Ptarmigan wrote: ↑Tue Jun 02, 2020 8:51 pmDoes the pathogenesis of SAR-CoV-2 virus decrease at high-altitude?
Our epidemiological analysis of the Covid-19 pandemic clearly indicates a decrease of prevalence and impact of SARS-CoV-2 infection in populations living at altitude of above 3,000 masl. The reason for decreased severity of the global COVID-19 outbreak at high altitude could relate to both environmental and physiological factors.
Environmental factors may influence the virulence of SARS-CoV-2 at high-altitude.
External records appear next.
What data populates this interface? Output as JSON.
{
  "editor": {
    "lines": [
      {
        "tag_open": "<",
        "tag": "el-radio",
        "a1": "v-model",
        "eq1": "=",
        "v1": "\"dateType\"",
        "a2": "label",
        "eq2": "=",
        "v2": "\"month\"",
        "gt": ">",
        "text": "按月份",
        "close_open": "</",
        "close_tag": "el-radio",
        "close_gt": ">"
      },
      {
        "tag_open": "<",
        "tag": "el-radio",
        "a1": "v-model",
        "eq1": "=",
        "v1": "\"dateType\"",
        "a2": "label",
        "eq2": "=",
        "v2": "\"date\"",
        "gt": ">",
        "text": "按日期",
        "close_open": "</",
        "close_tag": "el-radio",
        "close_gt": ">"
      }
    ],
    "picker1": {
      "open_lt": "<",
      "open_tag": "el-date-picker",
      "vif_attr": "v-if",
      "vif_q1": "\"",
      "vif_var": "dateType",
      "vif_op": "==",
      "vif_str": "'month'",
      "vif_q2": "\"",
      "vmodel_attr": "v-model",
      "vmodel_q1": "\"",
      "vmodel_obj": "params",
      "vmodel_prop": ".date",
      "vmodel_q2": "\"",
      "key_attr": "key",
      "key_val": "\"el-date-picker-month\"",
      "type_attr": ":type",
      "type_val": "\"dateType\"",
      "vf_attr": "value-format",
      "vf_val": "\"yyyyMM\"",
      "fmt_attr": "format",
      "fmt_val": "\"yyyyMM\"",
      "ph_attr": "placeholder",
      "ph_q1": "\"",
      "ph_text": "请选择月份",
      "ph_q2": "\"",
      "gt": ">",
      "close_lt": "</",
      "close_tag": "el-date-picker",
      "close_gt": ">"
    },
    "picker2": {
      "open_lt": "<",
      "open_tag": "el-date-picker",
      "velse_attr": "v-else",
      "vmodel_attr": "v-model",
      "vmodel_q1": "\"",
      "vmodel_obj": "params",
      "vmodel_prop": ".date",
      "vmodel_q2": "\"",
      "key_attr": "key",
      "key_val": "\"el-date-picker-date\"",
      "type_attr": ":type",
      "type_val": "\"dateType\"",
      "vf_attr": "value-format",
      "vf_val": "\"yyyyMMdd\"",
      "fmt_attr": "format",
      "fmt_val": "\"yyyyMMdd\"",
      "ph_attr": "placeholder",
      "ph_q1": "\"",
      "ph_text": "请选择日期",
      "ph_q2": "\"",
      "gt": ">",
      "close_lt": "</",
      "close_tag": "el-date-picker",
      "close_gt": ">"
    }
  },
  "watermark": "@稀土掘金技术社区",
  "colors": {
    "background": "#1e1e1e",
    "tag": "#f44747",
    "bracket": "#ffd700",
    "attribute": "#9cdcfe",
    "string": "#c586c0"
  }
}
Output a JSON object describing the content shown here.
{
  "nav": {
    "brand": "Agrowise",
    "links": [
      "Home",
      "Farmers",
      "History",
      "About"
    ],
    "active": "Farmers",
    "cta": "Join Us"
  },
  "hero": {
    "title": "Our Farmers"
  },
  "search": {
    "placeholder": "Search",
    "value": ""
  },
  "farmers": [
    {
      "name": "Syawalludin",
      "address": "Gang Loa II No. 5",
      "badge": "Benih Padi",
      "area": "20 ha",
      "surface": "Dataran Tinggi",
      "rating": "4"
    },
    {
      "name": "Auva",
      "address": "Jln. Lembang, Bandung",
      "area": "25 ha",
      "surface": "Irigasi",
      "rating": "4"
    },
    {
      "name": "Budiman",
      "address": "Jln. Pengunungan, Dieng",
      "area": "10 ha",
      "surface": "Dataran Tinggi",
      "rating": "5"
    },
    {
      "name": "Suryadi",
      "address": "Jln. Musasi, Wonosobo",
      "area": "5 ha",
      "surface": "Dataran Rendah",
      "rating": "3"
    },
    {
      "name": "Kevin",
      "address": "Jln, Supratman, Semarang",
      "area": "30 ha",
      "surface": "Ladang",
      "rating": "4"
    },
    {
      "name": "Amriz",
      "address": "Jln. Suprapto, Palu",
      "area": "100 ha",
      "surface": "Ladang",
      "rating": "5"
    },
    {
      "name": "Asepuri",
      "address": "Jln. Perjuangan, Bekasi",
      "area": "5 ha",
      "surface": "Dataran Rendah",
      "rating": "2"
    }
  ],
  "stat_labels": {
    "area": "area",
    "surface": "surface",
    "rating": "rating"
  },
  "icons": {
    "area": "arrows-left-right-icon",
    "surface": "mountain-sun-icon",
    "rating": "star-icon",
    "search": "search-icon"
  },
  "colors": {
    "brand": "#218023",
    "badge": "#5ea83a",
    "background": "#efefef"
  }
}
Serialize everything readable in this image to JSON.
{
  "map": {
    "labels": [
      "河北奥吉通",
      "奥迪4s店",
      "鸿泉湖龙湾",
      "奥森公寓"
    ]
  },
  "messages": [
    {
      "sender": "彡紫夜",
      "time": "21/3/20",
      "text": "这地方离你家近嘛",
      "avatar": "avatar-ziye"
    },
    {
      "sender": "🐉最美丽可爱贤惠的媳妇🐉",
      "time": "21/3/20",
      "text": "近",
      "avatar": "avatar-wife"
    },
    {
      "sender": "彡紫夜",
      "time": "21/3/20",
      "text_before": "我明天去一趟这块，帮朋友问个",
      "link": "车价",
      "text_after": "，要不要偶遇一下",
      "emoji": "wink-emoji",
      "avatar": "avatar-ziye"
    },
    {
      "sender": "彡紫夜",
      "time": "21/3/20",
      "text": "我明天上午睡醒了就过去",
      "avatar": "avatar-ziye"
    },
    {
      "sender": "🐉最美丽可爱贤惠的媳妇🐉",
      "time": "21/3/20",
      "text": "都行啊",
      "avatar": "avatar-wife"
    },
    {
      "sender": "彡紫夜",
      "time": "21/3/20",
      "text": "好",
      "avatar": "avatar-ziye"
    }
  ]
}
Indeed, a high-altitude environment is characterized by drastic changes in temperature between night and day, air dryness, and high levels of ultraviolet (UV) light radiation (United-States-Environmental-Protection-Agency 2017). In particular UV light radiation A (UVA) and B (UVB) is well known to be capable of producing alterations in the molecular bonds of the DNA and RNA, and thus UV radiation at high-altitude may act as a natural sanitizer (Andrade 2020; Zubieta-Calleja 2020a; Zubieta-Calleja and Zubieta-DeUrioste 2017). In relation to SARS-CoV-2, while complete disinfection cannot be achieved by UVA and UVB, these radiations should shorten the half-life of any given virus (Andrade 2020; Zubieta-Calleja 2020b). It is clear that, all together, these factors may dramatically reduce the “survival” capacity of the virus at high-altitude, and therefore its virulence. Finally, due to the lower density of air and greater distance between molecules at high-altitude, the size of the airborne virus inoculum must be smaller than at sea level.
Although the data of the present study suggest a strongly decreased pathogenicity of SARS-CoV-2 in high-altitude, there is yet no evidence of an underlying physiological mechanisms that could affect to severity of infection. However, there is a positive correlation between the infection rate of SARS-CoV-1 and ACE2 in pulmonary epithelial cells. Importantly both SARS-CoV-1 and SARS-CoV-2 bind to ACE2 (Lu et al. 2020; Rothan and Byrareddy 2020; van Doremalen et al., 2020), and thus a putative decrease of ACE2 expression in pulmonary endothelia in high-altitude inhabitant could represent a physiological protective for the severe and often lethal pulmonary edema.
Another factor is that people living at high altitude, especially those who are children of high altitude dwellers have adapted their lungs and pulmonary circulation and have a much higher capacity than se level resident. Their adaptations also make them less susceptible to lung edema.
Another consequence of increased HIF-1 at altitude is an increase in AMP kinase which can fight inflammation. Interesting news indeed!